Coding Style with Properties


#1

As I’m learning Objective-C and iOS programming, I’m struggling with the best coding style to use with properties. I really like BNR’s style of avoiding Dot Syntax, but I noticed that I need to be careful if the name of the instance variable matches the property name.

Let’s say I have the following:

If I set the text with [[self someText] setText:@"type here"]
Then I’m accessing the instance variable through the property. If I set the text with [someText setText:@"type here"]
Then I’m accessing the instance variable directly.

I’m worried that I could open myself up to problems by using code where it’s not clear if I’m using the property or the instance variable. I understand that in pre-ARC days there was a similar problem if you used dot notation and mixed up self.someText and someText. Is that true? Is there a better way to handle properties and instance variables? Is [self varName] really required every time you access an object’s internal variables?

Sorry if the question is vague. I’m just trying to figure out the best practice to use going forward. Thanks!

P.S. I have tried naming my instance variables “someText_” and leaving the property “someText”. It’s very clear which one I’m accessing in the code. The downside is that is kind of ugly and requires more typing.


#2

This is definitely something that poses a problem. However, you can work with @synthesize to alleviate some of the concerns. For example say you have a property declaration like so:

When you synthesize your property in the .m file you can do something like this:

This synthesizes the firstName property (provides a getter and setter) and creates a backing instance variable called _firstName;

Unless I’m working in a custom setter or getter, I find it best to access my instance variables via:

Doing so allows you to work with Key-Value Observing (KVO) to observe when your property values are changed, either by the class with the property or another class who modifies the property.

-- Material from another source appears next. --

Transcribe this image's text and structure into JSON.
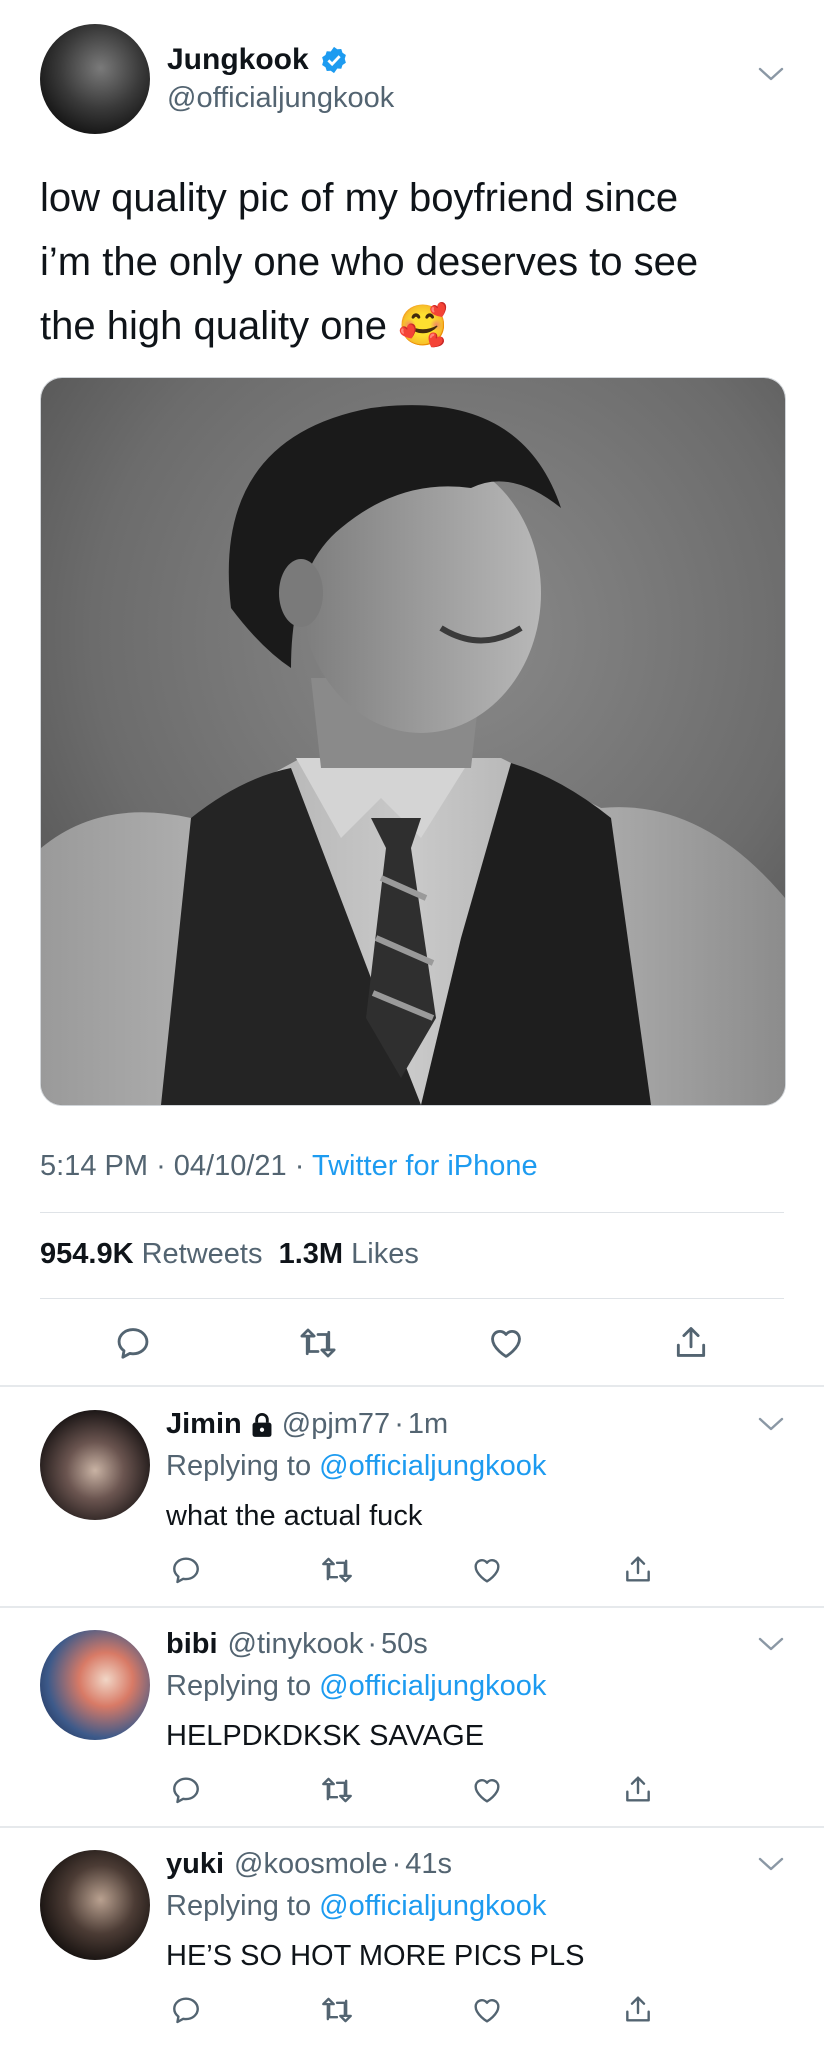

A class’s methods have access to the instance variables of the class by name. In the above example, any of the methods of this class can access _firstName by using _firstName. Aside from custom accessors, what is the motivation for using instance variables directly? If you want to use a property because of the memory management it gives you with regards to instance variables AND use the property privately in your methods, a private class extension might be a better place to declare the property.

Also, you can choose to use properties in your -init method or you can simply assign to the backing instance variable as ARC considers an assignment to be a strong reference.

It is also worth noting that instance variables and properties are not the same thing. Properties may in fact be backed by instance variables but it is not required. Some properties like a fullName property may be derived from a firstName and lastName property so there is not backing instance variable.


#3

I just want to be consistent. I don’t really want a mix of ivar accesses and properties accesses or a mix of using the set message, but not using the get message. Since I know I’ll have uses for properties, that’s the direction I’ve been taking. I think some of the confusion is just due to so many examples using dot notation (plus past C/C# experience) and not knowing how to do it “the Objective-C way”. :slight_smile:


#4

There’s a lot of differing opinions on this topic, here is my opinion:

If you are accessing a superclass’s instance variable in any way, you should always use the accessor methods.
If you are getting your own class’s instance variable, I typically just access it directly.
If you are setting your own class’s instance variable, I typically use the setter method unless I’m intentionally avoiding the additional behavior of a setter (which doesn’t happen often).

Obviously, if you do not have a backing instance variable, you must use the accessors. And if you don’t have a property, you must use direct access.

One other opinion related to this topic: you don’t need a property for every instance variable. I sometimes see programmers just declare everything as a property. You only want a property if one of the following are true:

  1. You want other classes to be able to access that instance variable thru the setter/getter method.
  2. You have extra work to do in your setter/getter method other than just assigning the ivar.

Additionally, on 2, you should be careful not to expose a property to other classes unless you intend to. If you want the setter/getter for the extra behavior, but don’t want other classes to see it, declare it in a class extension in the .m file:


@interface MyClass ()
@property int foo;
@end
@implementation MyClass
@synthesize foo;
- (void)setFoo:(int)a
{
    foo = a + 1;
}
@end

#5

Thanks for the advice! I think I was over-thinking things before.